Information provided:
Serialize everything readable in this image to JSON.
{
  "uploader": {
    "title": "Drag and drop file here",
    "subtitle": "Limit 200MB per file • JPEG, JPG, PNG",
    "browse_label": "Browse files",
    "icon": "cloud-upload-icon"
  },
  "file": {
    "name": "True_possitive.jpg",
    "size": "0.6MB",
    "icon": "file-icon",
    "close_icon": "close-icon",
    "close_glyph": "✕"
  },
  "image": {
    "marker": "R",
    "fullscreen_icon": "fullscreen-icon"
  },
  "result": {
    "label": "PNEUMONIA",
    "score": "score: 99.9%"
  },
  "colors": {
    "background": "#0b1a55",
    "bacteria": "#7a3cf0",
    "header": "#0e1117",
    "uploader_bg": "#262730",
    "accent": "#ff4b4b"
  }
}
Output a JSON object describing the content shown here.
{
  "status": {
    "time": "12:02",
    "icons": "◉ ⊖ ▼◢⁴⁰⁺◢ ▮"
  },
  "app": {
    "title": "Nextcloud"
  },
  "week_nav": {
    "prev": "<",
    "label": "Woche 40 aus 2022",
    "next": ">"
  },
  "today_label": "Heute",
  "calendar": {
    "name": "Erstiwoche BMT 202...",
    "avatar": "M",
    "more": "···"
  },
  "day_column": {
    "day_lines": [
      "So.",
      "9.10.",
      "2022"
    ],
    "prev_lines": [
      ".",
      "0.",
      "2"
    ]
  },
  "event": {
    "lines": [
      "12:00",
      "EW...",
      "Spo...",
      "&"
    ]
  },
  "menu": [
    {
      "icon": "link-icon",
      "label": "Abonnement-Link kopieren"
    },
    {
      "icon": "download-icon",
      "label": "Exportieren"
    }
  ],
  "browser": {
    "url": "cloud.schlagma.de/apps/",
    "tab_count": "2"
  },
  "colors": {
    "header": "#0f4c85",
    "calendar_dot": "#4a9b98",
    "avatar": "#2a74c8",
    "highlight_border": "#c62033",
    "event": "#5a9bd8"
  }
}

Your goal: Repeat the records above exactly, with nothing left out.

Written answer:
Serialize everything readable in this image to JSON.
{
  "uploader": {
    "title": "Drag and drop file here",
    "subtitle": "Limit 200MB per file • JPEG, JPG, PNG",
    "browse_label": "Browse files",
    "icon": "cloud-upload-icon"
  },
  "file": {
    "name": "True_possitive.jpg",
    "size": "0.6MB",
    "icon": "file-icon",
    "close_icon": "close-icon",
    "close_glyph": "✕"
  },
  "image": {
    "marker": "R",
    "fullscreen_icon": "fullscreen-icon"
  },
  "result": {
    "label": "PNEUMONIA",
    "score": "score: 99.9%"
  },
  "colors": {
    "background": "#0b1a55",
    "bacteria": "#7a3cf0",
    "header": "#0e1117",
    "uploader_bg": "#262730",
    "accent": "#ff4b4b"
  }
}
Output a JSON object describing the content shown here.
{
  "status": {
    "time": "12:02",
    "icons": "◉ ⊖ ▼◢⁴⁰⁺◢ ▮"
  },
  "app": {
    "title": "Nextcloud"
  },
  "week_nav": {
    "prev": "<",
    "label": "Woche 40 aus 2022",
    "next": ">"
  },
  "today_label": "Heute",
  "calendar": {
    "name": "Erstiwoche BMT 202...",
    "avatar": "M",
    "more": "···"
  },
  "day_column": {
    "day_lines": [
      "So.",
      "9.10.",
      "2022"
    ],
    "prev_lines": [
      ".",
      "0.",
      "2"
    ]
  },
  "event": {
    "lines": [
      "12:00",
      "EW...",
      "Spo...",
      "&"
    ]
  },
  "menu": [
    {
      "icon": "link-icon",
      "label": "Abonnement-Link kopieren"
    },
    {
      "icon": "download-icon",
      "label": "Exportieren"
    }
  ],
  "browser": {
    "url": "cloud.schlagma.de/apps/",
    "tab_count": "2"
  },
  "colors": {
    "header": "#0f4c85",
    "calendar_dot": "#4a9b98",
    "avatar": "#2a74c8",
    "highlight_border": "#c62033",
    "event": "#5a9bd8"
  }
}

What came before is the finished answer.